**What is being asked:** Repeat everything in the data exactly except images.

════════════════════

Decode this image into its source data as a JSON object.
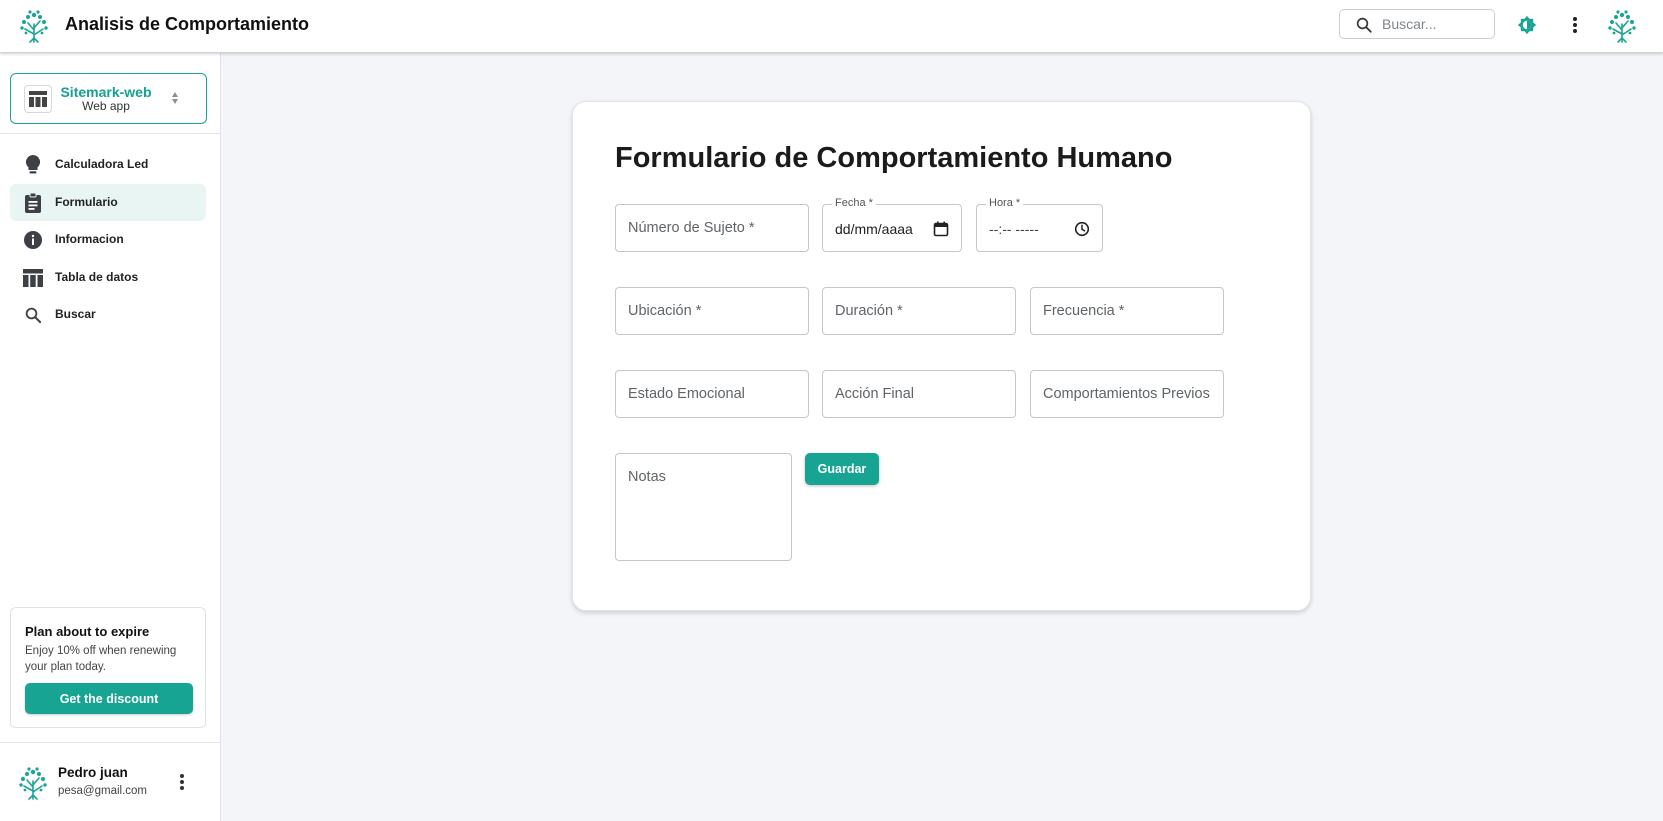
{
  "header": {
    "title": "Analisis de Comportamiento",
    "search_placeholder": "Buscar..."
  },
  "sidebar": {
    "project": {
      "name": "Sitemark-web",
      "subtitle": "Web app"
    },
    "items": [
      {
        "label": "Calculadora Led",
        "icon": "lightbulb-icon",
        "active": false
      },
      {
        "label": "Formulario",
        "icon": "clipboard-icon",
        "active": true
      },
      {
        "label": "Informacion",
        "icon": "info-icon",
        "active": false
      },
      {
        "label": "Tabla de datos",
        "icon": "table-icon",
        "active": false
      },
      {
        "label": "Buscar",
        "icon": "search-icon",
        "active": false
      }
    ],
    "plan": {
      "title": "Plan about to expire",
      "description": "Enjoy 10% off when renewing your plan today.",
      "button": "Get the discount"
    },
    "user": {
      "name": "Pedro juan",
      "email": "pesa@gmail.com"
    }
  },
  "form": {
    "title": "Formulario de Comportamiento Humano",
    "subject_placeholder": "Número de Sujeto *",
    "date_label": "Fecha *",
    "date_value": "dd/mm/aaaa",
    "time_label": "Hora *",
    "time_value": "--:-- -----",
    "location_placeholder": "Ubicación *",
    "duration_placeholder": "Duración *",
    "frequency_placeholder": "Frecuencia *",
    "emotional_placeholder": "Estado Emocional",
    "final_action_placeholder": "Acción Final",
    "previous_placeholder": "Comportamientos Previos",
    "notes_placeholder": "Notas",
    "save_label": "Guardar"
  },
  "colors": {
    "accent": "#17a493",
    "active_bg": "#e9f5f3",
    "page_bg": "#f4f5f8"
  }
}
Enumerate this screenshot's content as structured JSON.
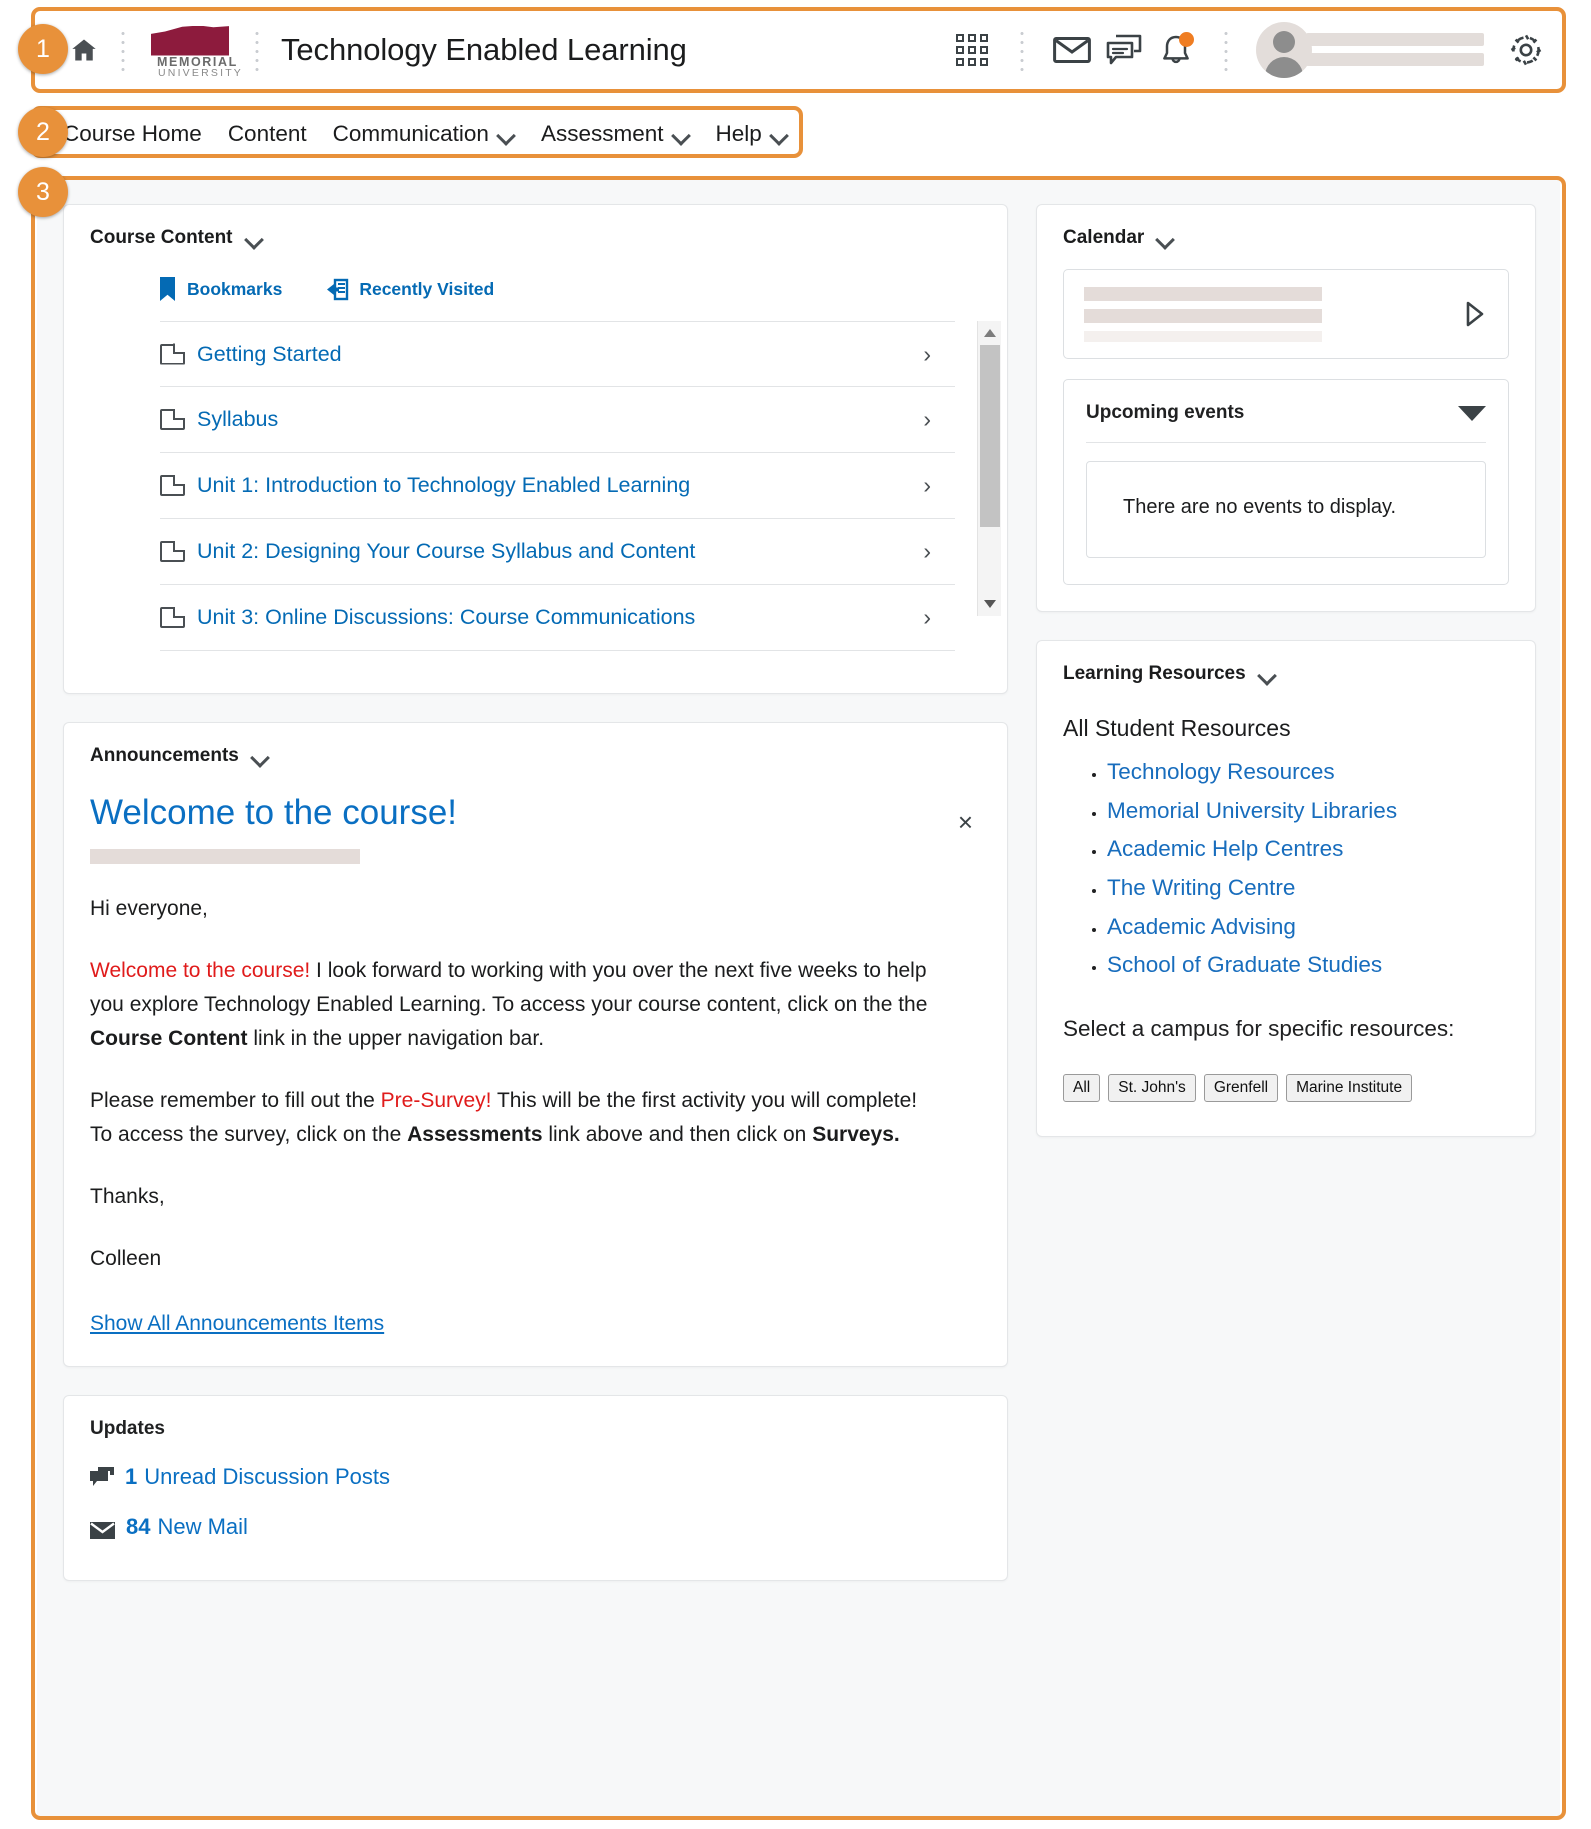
{
  "callouts": [
    {
      "number": "1"
    },
    {
      "number": "2"
    },
    {
      "number": "3"
    }
  ],
  "header": {
    "home_icon": "home-icon",
    "logo_line1": "MEMORIAL",
    "logo_line2": "UNIVERSITY",
    "title": "Technology Enabled Learning",
    "icons": [
      {
        "name": "waffle-apps-icon",
        "label": "Apps"
      },
      {
        "name": "mail-icon",
        "label": "Email"
      },
      {
        "name": "chat-icon",
        "label": "Messages"
      },
      {
        "name": "bell-icon",
        "label": "Notifications",
        "has_badge": true
      }
    ],
    "settings_icon": "gear-icon"
  },
  "navbar": {
    "items": [
      {
        "label": "Course Home",
        "has_caret": false
      },
      {
        "label": "Content",
        "has_caret": false
      },
      {
        "label": "Communication",
        "has_caret": true
      },
      {
        "label": "Assessment",
        "has_caret": true
      },
      {
        "label": "Help",
        "has_caret": true
      }
    ]
  },
  "course_content": {
    "title": "Course Content",
    "tabs": [
      {
        "label": "Bookmarks",
        "icon": "bookmark-icon"
      },
      {
        "label": "Recently Visited",
        "icon": "recently-visited-icon"
      }
    ],
    "items": [
      {
        "label": "Getting Started"
      },
      {
        "label": "Syllabus"
      },
      {
        "label": "Unit 1: Introduction to Technology Enabled Learning"
      },
      {
        "label": "Unit 2: Designing Your Course Syllabus and Content"
      },
      {
        "label": "Unit 3: Online Discussions: Course Communications"
      }
    ],
    "chevron_glyph": "›"
  },
  "announcements": {
    "widget_title": "Announcements",
    "headline": "Welcome to the course!",
    "close_glyph": "×",
    "greeting": "Hi everyone,",
    "para1": {
      "red": "Welcome to the course!",
      "t1": " I look forward to working with you over the next five weeks to help you explore Technology Enabled Learning. To access your course content, click on the the ",
      "bold1": "Course Content",
      "t2": " link in the upper navigation bar."
    },
    "para2": {
      "t0": "Please remember to fill out the ",
      "red": "Pre-Survey!",
      "t1": " This will be the first activity you will complete! To access the survey, click on the ",
      "bold1": "Assessments",
      "t2": " link above and then click on ",
      "bold2": "Surveys."
    },
    "signoff1": "Thanks,",
    "signoff2": "Colleen",
    "show_all": "Show All Announcements Items"
  },
  "updates": {
    "title": "Updates",
    "rows": [
      {
        "icon": "discussion-icon",
        "count": "1",
        "label": "Unread Discussion Posts"
      },
      {
        "icon": "mail-icon",
        "count": "84",
        "label": "New Mail"
      }
    ]
  },
  "calendar": {
    "title": "Calendar",
    "play_icon": "play-icon",
    "upcoming_title": "Upcoming events",
    "no_events": "There are no events to display."
  },
  "learning_resources": {
    "title": "Learning Resources",
    "subtitle": "All Student Resources",
    "links": [
      "Technology Resources",
      "Memorial University Libraries",
      "Academic Help Centres",
      "The Writing Centre",
      "Academic Advising",
      "School of Graduate Studies"
    ],
    "note": "Select a campus for specific resources:",
    "campuses": [
      "All",
      "St. John's",
      "Grenfell",
      "Marine Institute"
    ]
  },
  "colors": {
    "accent_orange": "#e8913a",
    "link_blue": "#046ab4",
    "brand_maroon": "#8d1b3d",
    "alert_red": "#e01b1b",
    "notification_orange": "#ef7d22"
  }
}
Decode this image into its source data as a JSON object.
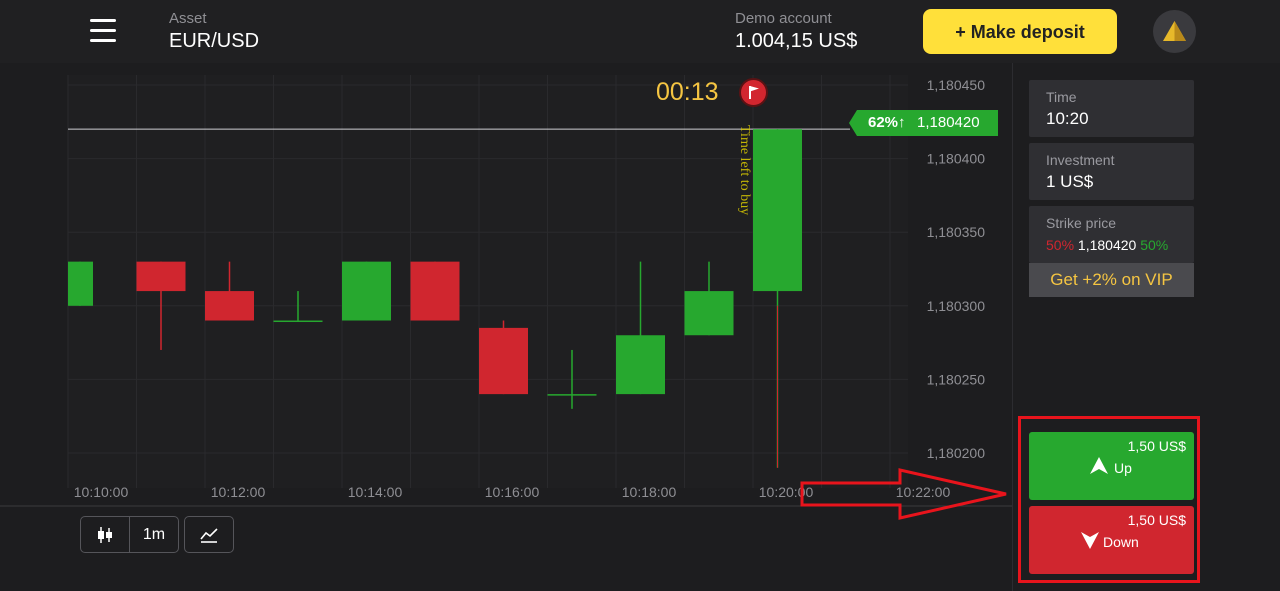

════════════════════

**Task solution:**
Decode this image into its source data as a JSON object.
{
  "header": {
    "title": "Analisis de Comportamiento",
    "search_placeholder": "Buscar..."
  },
  "sidebar": {
    "project": {
      "name": "Sitemark-web",
      "subtitle": "Web app"
    },
    "items": [
      {
        "label": "Calculadora Led",
        "icon": "lightbulb-icon",
        "active": false
      },
      {
        "label": "Formulario",
        "icon": "clipboard-icon",
        "active": true
      },
      {
        "label": "Informacion",
        "icon": "info-icon",
        "active": false
      },
      {
        "label": "Tabla de datos",
        "icon": "table-icon",
        "active": false
      },
      {
        "label": "Buscar",
        "icon": "search-icon",
        "active": false
      }
    ],
    "plan": {
      "title": "Plan about to expire",
      "description": "Enjoy 10% off when renewing your plan today.",
      "button": "Get the discount"
    },
    "user": {
      "name": "Pedro juan",
      "email": "pesa@gmail.com"
    }
  },
  "form": {
    "title": "Formulario de Comportamiento Humano",
    "subject_placeholder": "Número de Sujeto *",
    "date_label": "Fecha *",
    "date_value": "dd/mm/aaaa",
    "time_label": "Hora *",
    "time_value": "--:-- -----",
    "location_placeholder": "Ubicación *",
    "duration_placeholder": "Duración *",
    "frequency_placeholder": "Frecuencia *",
    "emotional_placeholder": "Estado Emocional",
    "final_action_placeholder": "Acción Final",
    "previous_placeholder": "Comportamientos Previos",
    "notes_placeholder": "Notas",
    "save_label": "Guardar"
  },
  "colors": {
    "accent": "#17a493",
    "active_bg": "#e9f5f3",
    "page_bg": "#f4f5f8"
  }
}
Enumerate this screenshot's content as structured JSON.
{
  "callouts": [
    {
      "number": "1"
    },
    {
      "number": "2"
    },
    {
      "number": "3"
    }
  ],
  "header": {
    "home_icon": "home-icon",
    "logo_line1": "MEMORIAL",
    "logo_line2": "UNIVERSITY",
    "title": "Technology Enabled Learning",
    "icons": [
      {
        "name": "waffle-apps-icon",
        "label": "Apps"
      },
      {
        "name": "mail-icon",
        "label": "Email"
      },
      {
        "name": "chat-icon",
        "label": "Messages"
      },
      {
        "name": "bell-icon",
        "label": "Notifications",
        "has_badge": true
      }
    ],
    "settings_icon": "gear-icon"
  },
  "navbar": {
    "items": [
      {
        "label": "Course Home",
        "has_caret": false
      },
      {
        "label": "Content",
        "has_caret": false
      },
      {
        "label": "Communication",
        "has_caret": true
      },
      {
        "label": "Assessment",
        "has_caret": true
      },
      {
        "label": "Help",
        "has_caret": true
      }
    ]
  },
  "course_content": {
    "title": "Course Content",
    "tabs": [
      {
        "label": "Bookmarks",
        "icon": "bookmark-icon"
      },
      {
        "label": "Recently Visited",
        "icon": "recently-visited-icon"
      }
    ],
    "items": [
      {
        "label": "Getting Started"
      },
      {
        "label": "Syllabus"
      },
      {
        "label": "Unit 1: Introduction to Technology Enabled Learning"
      },
      {
        "label": "Unit 2: Designing Your Course Syllabus and Content"
      },
      {
        "label": "Unit 3: Online Discussions: Course Communications"
      }
    ],
    "chevron_glyph": "›"
  },
  "announcements": {
    "widget_title": "Announcements",
    "headline": "Welcome to the course!",
    "close_glyph": "×",
    "greeting": "Hi everyone,",
    "para1": {
      "red": "Welcome to the course!",
      "t1": " I look forward to working with you over the next five weeks to help you explore Technology Enabled Learning. To access your course content, click on the the ",
      "bold1": "Course Content",
      "t2": " link in the upper navigation bar."
    },
    "para2": {
      "t0": "Please remember to fill out the ",
      "red": "Pre-Survey!",
      "t1": " This will be the first activity you will complete! To access the survey, click on the ",
      "bold1": "Assessments",
      "t2": " link above and then click on ",
      "bold2": "Surveys."
    },
    "signoff1": "Thanks,",
    "signoff2": "Colleen",
    "show_all": "Show All Announcements Items"
  },
  "updates": {
    "title": "Updates",
    "rows": [
      {
        "icon": "discussion-icon",
        "count": "1",
        "label": "Unread Discussion Posts"
      },
      {
        "icon": "mail-icon",
        "count": "84",
        "label": "New Mail"
      }
    ]
  },
  "calendar": {
    "title": "Calendar",
    "play_icon": "play-icon",
    "upcoming_title": "Upcoming events",
    "no_events": "There are no events to display."
  },
  "learning_resources": {
    "title": "Learning Resources",
    "subtitle": "All Student Resources",
    "links": [
      "Technology Resources",
      "Memorial University Libraries",
      "Academic Help Centres",
      "The Writing Centre",
      "Academic Advising",
      "School of Graduate Studies"
    ],
    "note": "Select a campus for specific resources:",
    "campuses": [
      "All",
      "St. John's",
      "Grenfell",
      "Marine Institute"
    ]
  },
  "colors": {
    "accent_orange": "#e8913a",
    "link_blue": "#046ab4",
    "brand_maroon": "#8d1b3d",
    "alert_red": "#e01b1b",
    "notification_orange": "#ef7d22"
  }
}
Decode this image into its source data as a JSON object.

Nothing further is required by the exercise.